Please report every line of the listing below that has the word "text" in it.

→ **INPUT DATA**:
# # # #

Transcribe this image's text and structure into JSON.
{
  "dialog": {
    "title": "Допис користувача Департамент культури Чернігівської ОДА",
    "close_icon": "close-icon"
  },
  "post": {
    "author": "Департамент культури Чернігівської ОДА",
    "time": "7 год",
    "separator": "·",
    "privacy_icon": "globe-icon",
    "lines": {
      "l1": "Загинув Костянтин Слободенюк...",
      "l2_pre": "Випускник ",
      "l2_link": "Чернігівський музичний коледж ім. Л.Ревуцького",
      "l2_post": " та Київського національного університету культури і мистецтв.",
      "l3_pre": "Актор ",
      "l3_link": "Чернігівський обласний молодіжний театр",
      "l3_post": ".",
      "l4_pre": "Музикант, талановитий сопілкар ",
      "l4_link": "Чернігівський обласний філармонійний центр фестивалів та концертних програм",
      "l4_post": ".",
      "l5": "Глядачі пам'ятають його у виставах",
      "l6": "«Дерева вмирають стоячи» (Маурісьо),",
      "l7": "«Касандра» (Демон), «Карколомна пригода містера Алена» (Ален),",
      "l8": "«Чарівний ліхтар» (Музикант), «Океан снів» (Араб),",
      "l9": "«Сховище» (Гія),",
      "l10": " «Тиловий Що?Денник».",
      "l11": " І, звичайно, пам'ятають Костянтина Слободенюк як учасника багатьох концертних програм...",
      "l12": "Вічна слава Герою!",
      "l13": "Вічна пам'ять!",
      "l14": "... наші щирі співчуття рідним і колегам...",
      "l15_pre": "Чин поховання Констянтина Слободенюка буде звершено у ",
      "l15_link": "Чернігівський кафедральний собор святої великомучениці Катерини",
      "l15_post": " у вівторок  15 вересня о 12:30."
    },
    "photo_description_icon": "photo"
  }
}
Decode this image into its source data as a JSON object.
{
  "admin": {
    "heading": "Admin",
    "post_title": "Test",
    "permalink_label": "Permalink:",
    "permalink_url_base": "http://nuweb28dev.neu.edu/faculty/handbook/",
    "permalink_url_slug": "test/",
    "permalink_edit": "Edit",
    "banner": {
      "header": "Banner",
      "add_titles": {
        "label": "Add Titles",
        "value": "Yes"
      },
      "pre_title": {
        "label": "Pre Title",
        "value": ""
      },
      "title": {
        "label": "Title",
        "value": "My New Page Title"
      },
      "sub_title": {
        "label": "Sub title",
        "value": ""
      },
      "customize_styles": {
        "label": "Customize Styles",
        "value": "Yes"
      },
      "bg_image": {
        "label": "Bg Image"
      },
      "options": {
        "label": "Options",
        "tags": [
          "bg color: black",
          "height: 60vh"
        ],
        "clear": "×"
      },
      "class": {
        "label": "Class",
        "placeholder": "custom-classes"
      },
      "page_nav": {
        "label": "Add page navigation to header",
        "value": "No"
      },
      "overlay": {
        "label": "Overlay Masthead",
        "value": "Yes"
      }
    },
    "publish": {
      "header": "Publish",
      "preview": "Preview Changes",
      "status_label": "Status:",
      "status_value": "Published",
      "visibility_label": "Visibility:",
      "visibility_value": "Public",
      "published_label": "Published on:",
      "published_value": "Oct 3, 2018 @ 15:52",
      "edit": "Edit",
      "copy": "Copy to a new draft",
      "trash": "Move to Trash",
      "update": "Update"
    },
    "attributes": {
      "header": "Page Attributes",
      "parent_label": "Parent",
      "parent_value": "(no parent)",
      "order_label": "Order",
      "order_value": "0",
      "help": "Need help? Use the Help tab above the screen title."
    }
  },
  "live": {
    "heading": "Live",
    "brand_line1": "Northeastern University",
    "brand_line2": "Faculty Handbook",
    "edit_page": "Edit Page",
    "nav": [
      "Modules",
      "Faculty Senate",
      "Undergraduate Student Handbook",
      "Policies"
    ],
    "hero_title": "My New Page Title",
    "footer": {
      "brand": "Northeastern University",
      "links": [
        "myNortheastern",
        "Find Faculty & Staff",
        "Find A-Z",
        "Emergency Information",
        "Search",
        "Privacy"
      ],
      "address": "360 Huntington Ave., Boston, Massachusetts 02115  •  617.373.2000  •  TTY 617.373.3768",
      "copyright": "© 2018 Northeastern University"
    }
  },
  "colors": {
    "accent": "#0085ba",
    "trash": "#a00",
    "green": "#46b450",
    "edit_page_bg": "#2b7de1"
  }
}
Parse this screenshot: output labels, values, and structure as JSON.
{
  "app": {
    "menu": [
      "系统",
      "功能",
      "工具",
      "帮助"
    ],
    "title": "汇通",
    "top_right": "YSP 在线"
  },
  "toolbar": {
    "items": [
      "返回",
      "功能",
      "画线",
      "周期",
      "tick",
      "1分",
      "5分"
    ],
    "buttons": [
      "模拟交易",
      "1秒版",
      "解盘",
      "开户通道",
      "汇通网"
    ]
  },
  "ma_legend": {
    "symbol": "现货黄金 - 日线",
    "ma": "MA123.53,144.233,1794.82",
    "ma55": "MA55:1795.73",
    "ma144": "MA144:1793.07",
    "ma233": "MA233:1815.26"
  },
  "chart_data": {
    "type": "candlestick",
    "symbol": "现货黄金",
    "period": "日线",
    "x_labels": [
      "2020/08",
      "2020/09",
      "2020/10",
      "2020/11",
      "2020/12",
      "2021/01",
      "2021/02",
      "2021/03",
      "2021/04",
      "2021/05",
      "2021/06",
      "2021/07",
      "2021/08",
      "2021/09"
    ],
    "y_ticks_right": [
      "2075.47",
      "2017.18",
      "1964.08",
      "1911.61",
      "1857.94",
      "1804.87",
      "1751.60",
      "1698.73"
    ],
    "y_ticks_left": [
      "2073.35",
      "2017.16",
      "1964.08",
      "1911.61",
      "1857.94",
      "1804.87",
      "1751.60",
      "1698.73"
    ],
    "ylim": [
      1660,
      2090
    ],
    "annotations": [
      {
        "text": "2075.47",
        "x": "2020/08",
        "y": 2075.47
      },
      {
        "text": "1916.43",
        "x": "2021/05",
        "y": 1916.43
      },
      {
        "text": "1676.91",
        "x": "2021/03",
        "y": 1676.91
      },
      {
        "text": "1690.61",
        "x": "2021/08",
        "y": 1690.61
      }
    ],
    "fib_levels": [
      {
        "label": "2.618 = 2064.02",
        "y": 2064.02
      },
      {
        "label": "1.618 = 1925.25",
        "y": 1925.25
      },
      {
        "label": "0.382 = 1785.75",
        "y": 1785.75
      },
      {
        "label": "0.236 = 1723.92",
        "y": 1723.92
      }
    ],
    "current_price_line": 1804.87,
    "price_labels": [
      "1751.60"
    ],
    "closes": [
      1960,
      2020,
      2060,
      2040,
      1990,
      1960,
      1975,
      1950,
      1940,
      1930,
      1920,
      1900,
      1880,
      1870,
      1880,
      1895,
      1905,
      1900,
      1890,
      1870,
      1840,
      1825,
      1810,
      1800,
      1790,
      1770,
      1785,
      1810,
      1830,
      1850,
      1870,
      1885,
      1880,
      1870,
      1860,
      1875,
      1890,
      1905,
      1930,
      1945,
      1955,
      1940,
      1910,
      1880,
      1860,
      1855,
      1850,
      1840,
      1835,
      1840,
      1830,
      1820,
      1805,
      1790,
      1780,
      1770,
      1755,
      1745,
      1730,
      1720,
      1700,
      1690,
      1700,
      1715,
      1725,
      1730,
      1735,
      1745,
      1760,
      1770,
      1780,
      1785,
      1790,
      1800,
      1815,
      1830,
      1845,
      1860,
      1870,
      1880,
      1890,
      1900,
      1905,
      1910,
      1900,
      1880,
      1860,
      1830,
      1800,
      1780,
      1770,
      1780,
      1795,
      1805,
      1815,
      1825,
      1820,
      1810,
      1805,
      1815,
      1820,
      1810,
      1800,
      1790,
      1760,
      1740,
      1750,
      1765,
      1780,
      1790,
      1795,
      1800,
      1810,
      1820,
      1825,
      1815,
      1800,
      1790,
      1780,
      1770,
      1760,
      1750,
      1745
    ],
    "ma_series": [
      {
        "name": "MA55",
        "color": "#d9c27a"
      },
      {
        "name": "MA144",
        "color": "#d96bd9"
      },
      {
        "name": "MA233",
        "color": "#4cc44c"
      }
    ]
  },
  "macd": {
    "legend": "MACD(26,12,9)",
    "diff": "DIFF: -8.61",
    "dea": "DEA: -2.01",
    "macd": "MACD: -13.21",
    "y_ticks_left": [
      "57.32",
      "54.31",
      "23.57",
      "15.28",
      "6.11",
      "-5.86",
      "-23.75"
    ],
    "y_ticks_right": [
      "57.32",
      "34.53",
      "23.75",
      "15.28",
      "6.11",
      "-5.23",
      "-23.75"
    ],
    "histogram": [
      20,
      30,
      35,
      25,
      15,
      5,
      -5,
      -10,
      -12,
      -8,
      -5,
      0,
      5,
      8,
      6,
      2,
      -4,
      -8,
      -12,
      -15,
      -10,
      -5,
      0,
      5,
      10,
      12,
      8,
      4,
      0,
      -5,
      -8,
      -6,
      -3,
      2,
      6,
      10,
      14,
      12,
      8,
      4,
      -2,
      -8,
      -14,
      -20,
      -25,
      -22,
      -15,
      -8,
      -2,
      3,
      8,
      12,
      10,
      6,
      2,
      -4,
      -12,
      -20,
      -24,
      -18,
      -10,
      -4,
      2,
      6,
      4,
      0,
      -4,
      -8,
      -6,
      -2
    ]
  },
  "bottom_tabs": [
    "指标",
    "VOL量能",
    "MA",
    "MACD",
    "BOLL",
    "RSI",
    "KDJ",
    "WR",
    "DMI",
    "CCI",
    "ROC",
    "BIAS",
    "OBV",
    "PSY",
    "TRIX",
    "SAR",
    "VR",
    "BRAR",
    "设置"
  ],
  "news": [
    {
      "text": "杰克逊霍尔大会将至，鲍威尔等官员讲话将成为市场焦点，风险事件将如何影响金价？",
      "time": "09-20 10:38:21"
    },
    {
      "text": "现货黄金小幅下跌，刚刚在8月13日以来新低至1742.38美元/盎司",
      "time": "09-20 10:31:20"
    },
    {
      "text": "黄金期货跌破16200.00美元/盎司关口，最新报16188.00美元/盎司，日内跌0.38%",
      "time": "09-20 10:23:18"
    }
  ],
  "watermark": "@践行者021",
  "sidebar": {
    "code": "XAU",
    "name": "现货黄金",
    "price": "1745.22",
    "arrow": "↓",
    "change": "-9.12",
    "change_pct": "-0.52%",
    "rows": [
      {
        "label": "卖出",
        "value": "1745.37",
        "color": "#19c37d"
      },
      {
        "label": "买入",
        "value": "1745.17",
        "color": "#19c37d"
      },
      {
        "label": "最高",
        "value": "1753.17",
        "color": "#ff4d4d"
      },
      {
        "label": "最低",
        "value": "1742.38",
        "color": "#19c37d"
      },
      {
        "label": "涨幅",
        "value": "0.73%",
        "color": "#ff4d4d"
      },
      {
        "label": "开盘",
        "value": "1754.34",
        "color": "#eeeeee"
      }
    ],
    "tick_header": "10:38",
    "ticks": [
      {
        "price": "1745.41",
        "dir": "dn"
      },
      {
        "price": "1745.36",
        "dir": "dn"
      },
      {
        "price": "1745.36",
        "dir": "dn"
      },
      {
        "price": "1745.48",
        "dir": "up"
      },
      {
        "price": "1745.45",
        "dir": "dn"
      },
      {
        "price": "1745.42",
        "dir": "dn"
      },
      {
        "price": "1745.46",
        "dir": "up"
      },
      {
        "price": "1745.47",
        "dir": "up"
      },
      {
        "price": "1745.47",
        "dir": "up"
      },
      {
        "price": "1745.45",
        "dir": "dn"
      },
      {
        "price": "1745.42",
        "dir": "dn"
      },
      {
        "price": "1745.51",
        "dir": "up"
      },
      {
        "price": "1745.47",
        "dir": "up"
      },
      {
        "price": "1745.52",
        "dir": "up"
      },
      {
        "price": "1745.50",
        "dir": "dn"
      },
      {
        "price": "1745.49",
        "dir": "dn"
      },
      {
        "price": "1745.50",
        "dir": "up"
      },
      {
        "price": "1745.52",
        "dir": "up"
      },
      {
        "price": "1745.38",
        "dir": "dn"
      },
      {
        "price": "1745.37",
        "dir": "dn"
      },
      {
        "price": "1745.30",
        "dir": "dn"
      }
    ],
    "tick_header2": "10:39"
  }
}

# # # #

→ **EXPECTED ANSWER**:
Transcribe this image's text and structure into JSON.
        "text": "2075.47",
        "text": "1916.43",
        "text": "1676.91",
        "text": "1690.61",
      "text": "杰克逊霍尔大会将至，鲍威尔等官员讲话将成为市场焦点，风险事件将如何影响金价？",
      "text": "现货黄金小幅下跌，刚刚在8月13日以来新低至1742.38美元/盎司",
      "text": "黄金期货跌破16200.00美元/盎司关口，最新报16188.00美元/盎司，日内跌0.38%",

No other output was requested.